Visual Provocation

When her volatile Middle Eastern husband kidnaps their child, Sarah blindly recruits a prejudiced neighbour to hunt them down. A sense of dread slowly tightens its grip as a little girl’s life hangs in the balance and a new threat rears its head. Baby Mine is in the Thriller screenings at ASFF 2017. Nour Wazzi, Director, expands on the thematic threads of the genre.

ASFF: How does this film in particular differ or relate to your previous works?
NW:
I’ve directed a lot of dramas so this was my first foray into thrillers which is much more in line with my feature slate and general taste in movies. I’ve found it much easier to get public money for social-issue driven dramas than genre films. As a Lebanese filmmaker in the UK, I’d say all my shorts sit in the world of the “outsider” in some shape or form – representing diversity in thought-provoking stories that challenge gender, societal or cultural pre-conceptions.

ASFF: How important do you find narrative?
NW: 
Absolutely crucial. I personally cannot engage in a film unless there is a story/ journey/ conflict/ driving force behind it and a character I am able to empathise with. I don’t mind if the protagonist is unlikeable – if anything I like them to be complex and flawed – but I need to be able to understand their motivation or I just switch off. I just love it when you become so emotionally invested that you only later realise your perception was always hindered by your own biases. There is an audience for art-house / experimental films where not much “happens” but I’m not one of them!

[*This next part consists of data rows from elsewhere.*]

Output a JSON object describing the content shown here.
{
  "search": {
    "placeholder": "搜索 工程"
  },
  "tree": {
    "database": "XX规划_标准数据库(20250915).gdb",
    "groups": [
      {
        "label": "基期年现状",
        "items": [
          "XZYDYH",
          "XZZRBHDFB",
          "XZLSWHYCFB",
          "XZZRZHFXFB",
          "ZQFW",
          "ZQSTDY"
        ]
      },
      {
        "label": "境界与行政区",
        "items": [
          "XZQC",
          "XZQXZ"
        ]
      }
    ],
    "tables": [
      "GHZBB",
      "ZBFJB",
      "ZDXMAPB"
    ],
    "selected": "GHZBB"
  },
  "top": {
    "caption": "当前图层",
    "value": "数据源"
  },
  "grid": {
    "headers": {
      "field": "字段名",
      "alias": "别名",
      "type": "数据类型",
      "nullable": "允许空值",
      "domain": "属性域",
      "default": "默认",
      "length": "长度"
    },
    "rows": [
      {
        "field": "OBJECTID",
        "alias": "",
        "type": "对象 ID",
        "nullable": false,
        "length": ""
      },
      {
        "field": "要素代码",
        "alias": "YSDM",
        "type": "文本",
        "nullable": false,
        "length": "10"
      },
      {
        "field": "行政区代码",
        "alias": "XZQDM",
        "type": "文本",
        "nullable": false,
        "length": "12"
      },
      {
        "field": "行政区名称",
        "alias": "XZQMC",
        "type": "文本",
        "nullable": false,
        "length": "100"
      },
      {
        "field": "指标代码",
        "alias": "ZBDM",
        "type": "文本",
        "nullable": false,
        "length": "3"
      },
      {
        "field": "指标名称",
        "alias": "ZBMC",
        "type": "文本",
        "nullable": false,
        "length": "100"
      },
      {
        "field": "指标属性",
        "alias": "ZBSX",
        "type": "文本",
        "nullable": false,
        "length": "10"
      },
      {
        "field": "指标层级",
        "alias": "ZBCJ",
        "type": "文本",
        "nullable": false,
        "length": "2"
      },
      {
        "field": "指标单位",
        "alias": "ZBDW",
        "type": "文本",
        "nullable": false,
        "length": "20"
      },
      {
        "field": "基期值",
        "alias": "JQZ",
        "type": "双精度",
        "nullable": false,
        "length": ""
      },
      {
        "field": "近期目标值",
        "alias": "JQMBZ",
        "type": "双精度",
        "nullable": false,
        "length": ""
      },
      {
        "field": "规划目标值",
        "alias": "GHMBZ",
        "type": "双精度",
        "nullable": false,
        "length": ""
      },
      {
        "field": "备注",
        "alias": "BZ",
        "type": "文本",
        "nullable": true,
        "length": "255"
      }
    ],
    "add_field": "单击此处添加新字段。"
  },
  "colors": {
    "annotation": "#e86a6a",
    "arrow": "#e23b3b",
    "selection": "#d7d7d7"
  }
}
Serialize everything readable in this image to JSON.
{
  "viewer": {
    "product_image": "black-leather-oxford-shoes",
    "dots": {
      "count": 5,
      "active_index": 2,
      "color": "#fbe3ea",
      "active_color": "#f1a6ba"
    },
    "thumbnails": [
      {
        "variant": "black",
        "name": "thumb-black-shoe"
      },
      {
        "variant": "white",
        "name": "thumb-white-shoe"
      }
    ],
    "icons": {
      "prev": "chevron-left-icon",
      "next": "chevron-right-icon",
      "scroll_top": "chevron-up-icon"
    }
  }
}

ASFF: How far do you think that short film is a discovery?
NW: 
For me it’s always been an opportunity to discover and experiment with new ideas and see if they would carry onto a feature. It’s also the best way to discover emerging talent and who you can see building a long-term relationship with. Baby Mine was an opportunity to explore shifts of perspective. It’s effectively told from the mum’s perspective, paralleled with the kidnapping until both strands come together and a new perspective is revealed. Ultimately the fear for the child’s life is what resonates and ties everything together. This exploration massively informed the direction taken in feature version which is now predominantly told from the father’s perspective and offered me the best opportunity to exploit the most drama, tension and mystery.

ASFF: How far do you think that cinema attempts to communicate the human condition?
NW: 
The films and directors I’m into certainly do, and should do – considering we’re telling stories about people. I’m inspired by Denis Villeneuve’s stories of personal drama that he presents as a reflection of the issues that pervade all of humanity; a fusion of the personal and universal. Whilst his films juggle heavy themes like the nature of violence and the meaning of existence, they never lose sight of their characters. I’m passionate about using cinema (particularly sci-fi) as a lens to question what we know about the world we live in, examine the human condition and what it means to be human.

ASFF: What do you think is essential for a film within this genre, and how does yours reflect this vision?
NW: 
I personally think thrillers should always try to subvert audience expectation and challenge them in some way. They should leave the audience with questions that resonate, while perpetuating a constant sense of dread – which I tried to reflect in the short. This was very much an exploration of the genre for me and am going a lot further in the feature – placing a lot more emphasis on what to hide from my audience and being more suggestive. I think it’s important to cut away during crucial moments and not allow your audience to see the whole picture. It allows the viewer to voyage into the unknown, just as the characters do, and so be transformed by the quest alongside them.

ASFF: What do you have planned for the rest of the year?
NW: 
I’m focusing on finalising the scripts for the feature version of Baby Mine entitled Don’t Tell a Soul (supported by the Doha Film Institute with emerging producer Shirine Best and BAFTA winning screenwriter Daniel Fajemisin-Duncan) as well as my sci-fi/ horror Chimera (with screenwriter Grant Kempster) that I’m also raising finance for and hope to be casting within the next six months. I’ve also been asked to direct a couple of interesting shorts this year so I’m just going with the flow and taking it one step at a time!

ASFF runs 8-12 November. For more information or to book tickets: www.asff.co.uk

Credits:
1. Still from Baby Mine.